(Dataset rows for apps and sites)

=====

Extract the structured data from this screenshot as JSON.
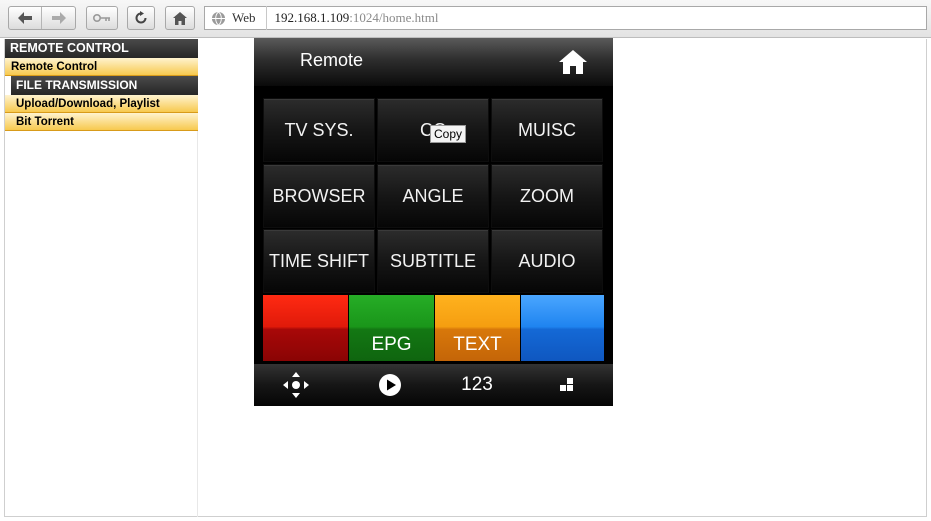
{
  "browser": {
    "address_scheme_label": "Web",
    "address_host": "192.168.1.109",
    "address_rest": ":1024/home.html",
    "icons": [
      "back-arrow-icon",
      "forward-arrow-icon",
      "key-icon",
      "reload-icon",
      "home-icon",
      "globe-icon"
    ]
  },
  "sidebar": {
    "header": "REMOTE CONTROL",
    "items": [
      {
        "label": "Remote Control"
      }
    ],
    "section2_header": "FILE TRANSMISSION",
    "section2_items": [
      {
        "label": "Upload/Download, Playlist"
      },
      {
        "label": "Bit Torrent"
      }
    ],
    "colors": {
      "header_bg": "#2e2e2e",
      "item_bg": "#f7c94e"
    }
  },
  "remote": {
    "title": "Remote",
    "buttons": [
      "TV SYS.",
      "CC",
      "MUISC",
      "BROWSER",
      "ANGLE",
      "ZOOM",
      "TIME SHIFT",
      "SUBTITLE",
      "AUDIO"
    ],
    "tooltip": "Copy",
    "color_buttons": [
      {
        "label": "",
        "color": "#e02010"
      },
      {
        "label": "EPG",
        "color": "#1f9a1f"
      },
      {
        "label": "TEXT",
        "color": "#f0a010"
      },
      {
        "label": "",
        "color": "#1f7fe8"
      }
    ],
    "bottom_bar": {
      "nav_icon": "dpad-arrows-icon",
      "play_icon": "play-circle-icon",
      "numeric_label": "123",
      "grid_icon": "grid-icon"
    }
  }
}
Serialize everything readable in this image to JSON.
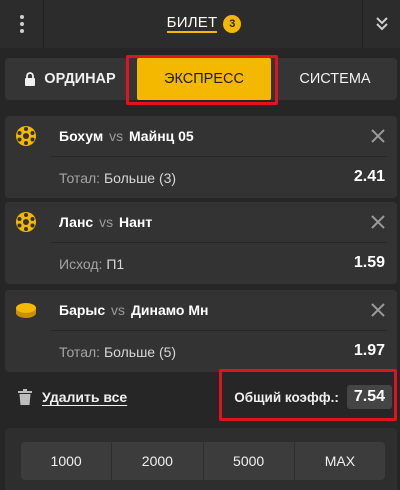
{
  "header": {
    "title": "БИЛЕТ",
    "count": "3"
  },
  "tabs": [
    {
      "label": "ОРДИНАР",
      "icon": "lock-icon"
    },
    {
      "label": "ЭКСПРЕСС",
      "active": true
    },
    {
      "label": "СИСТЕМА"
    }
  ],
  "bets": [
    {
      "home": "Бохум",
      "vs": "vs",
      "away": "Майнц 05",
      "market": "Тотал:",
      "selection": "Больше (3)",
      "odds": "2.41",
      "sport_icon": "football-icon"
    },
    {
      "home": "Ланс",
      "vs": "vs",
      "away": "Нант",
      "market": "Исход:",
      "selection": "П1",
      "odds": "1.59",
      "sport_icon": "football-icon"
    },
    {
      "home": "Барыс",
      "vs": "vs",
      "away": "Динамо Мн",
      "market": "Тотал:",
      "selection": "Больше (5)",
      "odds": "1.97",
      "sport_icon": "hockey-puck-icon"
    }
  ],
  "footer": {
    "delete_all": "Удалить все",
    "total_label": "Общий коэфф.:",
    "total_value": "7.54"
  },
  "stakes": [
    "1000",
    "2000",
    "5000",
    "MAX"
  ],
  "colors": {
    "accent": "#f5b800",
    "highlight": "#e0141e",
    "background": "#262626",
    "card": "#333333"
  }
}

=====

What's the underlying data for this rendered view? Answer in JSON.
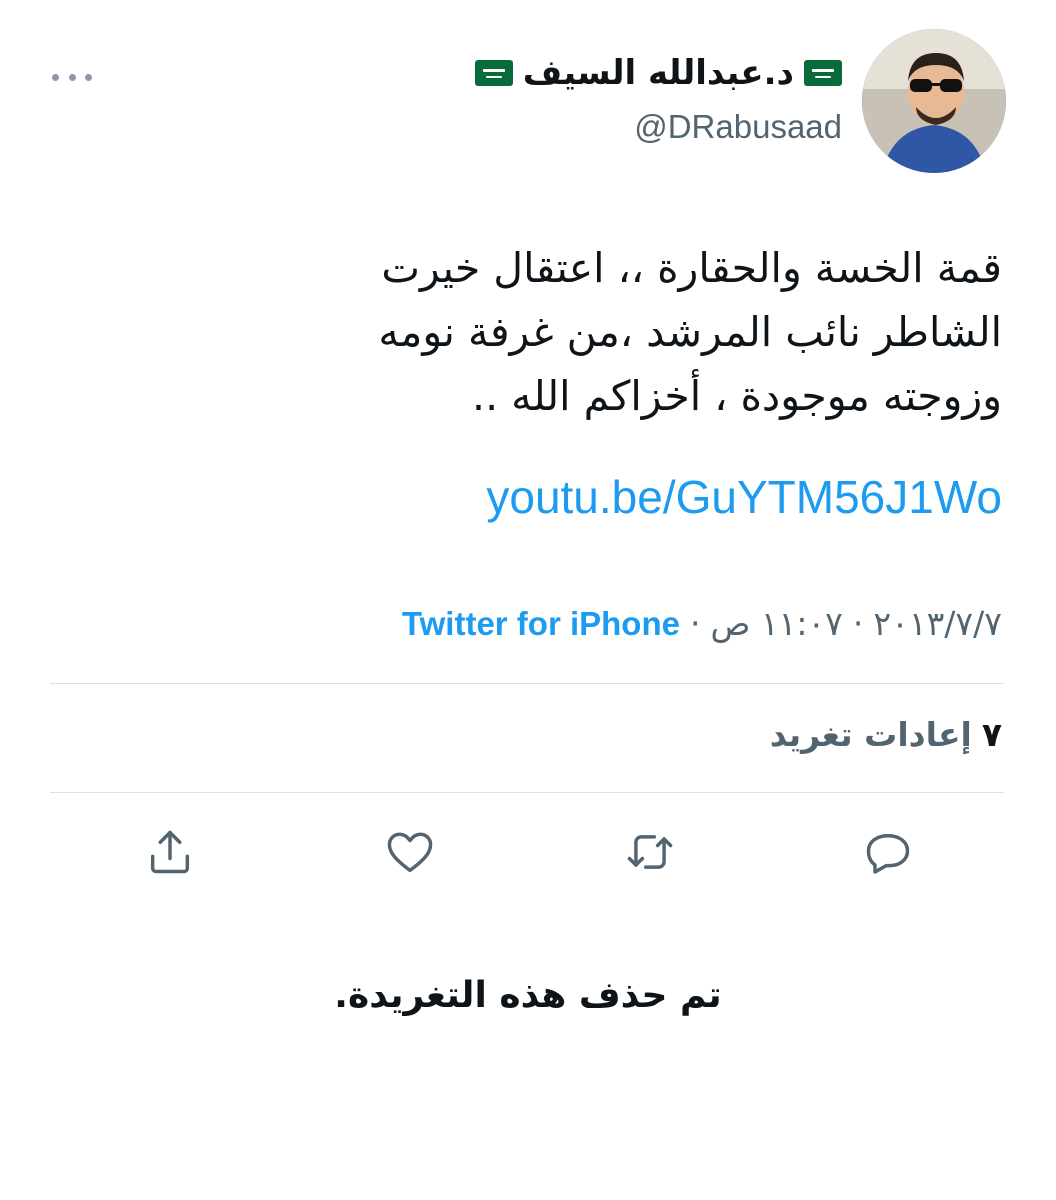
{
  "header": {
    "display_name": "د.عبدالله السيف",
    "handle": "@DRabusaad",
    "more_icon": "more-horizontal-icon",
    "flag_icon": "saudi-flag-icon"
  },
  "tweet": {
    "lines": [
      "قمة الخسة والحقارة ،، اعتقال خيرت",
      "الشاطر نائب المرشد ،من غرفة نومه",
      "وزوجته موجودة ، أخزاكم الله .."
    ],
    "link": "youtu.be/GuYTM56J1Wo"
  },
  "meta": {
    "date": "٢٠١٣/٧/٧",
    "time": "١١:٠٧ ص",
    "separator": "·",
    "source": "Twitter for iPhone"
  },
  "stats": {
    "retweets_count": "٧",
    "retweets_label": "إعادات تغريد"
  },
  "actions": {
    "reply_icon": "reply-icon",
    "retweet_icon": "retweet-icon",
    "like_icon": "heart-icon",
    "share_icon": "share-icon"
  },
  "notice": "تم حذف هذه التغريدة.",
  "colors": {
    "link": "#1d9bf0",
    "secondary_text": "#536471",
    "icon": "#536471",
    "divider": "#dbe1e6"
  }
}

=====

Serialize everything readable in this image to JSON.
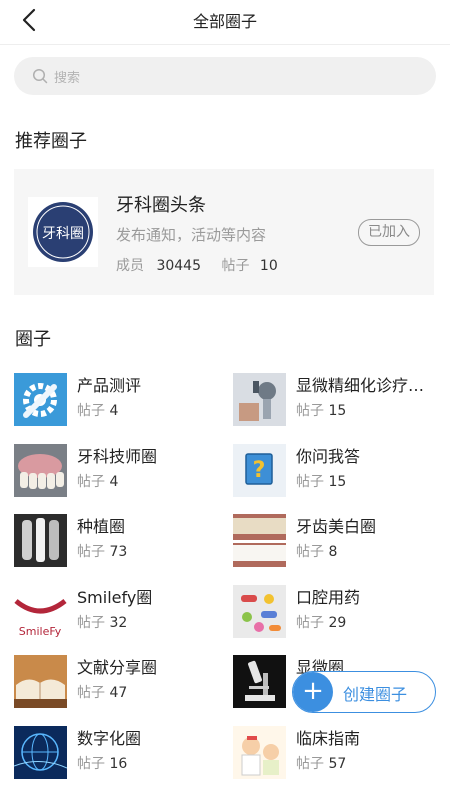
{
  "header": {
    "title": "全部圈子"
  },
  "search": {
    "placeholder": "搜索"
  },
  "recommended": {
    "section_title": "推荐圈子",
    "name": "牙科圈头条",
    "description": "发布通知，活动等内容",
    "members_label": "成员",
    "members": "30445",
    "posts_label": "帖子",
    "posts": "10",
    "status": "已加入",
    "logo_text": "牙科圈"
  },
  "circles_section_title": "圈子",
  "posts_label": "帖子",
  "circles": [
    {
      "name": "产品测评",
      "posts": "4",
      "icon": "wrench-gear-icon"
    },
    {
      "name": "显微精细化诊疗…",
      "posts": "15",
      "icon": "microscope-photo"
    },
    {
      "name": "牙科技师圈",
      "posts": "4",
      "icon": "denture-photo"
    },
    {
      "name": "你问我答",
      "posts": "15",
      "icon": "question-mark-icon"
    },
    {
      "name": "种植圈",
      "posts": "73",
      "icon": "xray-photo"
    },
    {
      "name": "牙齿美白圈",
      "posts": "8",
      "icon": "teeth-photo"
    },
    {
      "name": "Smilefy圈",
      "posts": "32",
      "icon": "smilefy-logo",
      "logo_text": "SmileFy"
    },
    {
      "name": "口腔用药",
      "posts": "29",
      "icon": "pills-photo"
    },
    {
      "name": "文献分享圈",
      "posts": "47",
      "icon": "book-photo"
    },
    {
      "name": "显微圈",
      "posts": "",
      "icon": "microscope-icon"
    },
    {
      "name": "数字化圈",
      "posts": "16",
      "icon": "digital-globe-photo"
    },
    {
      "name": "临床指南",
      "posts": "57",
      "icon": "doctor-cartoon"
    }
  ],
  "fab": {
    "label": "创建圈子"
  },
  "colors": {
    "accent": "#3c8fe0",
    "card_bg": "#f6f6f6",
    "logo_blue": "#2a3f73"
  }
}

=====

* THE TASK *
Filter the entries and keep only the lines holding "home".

* REPLY TO THE TASK *
    "address_rest": ":1024/home.html",
      "home-icon",
      "home": "Бохум",
      "home": "Ланс",
      "home": "Барыс",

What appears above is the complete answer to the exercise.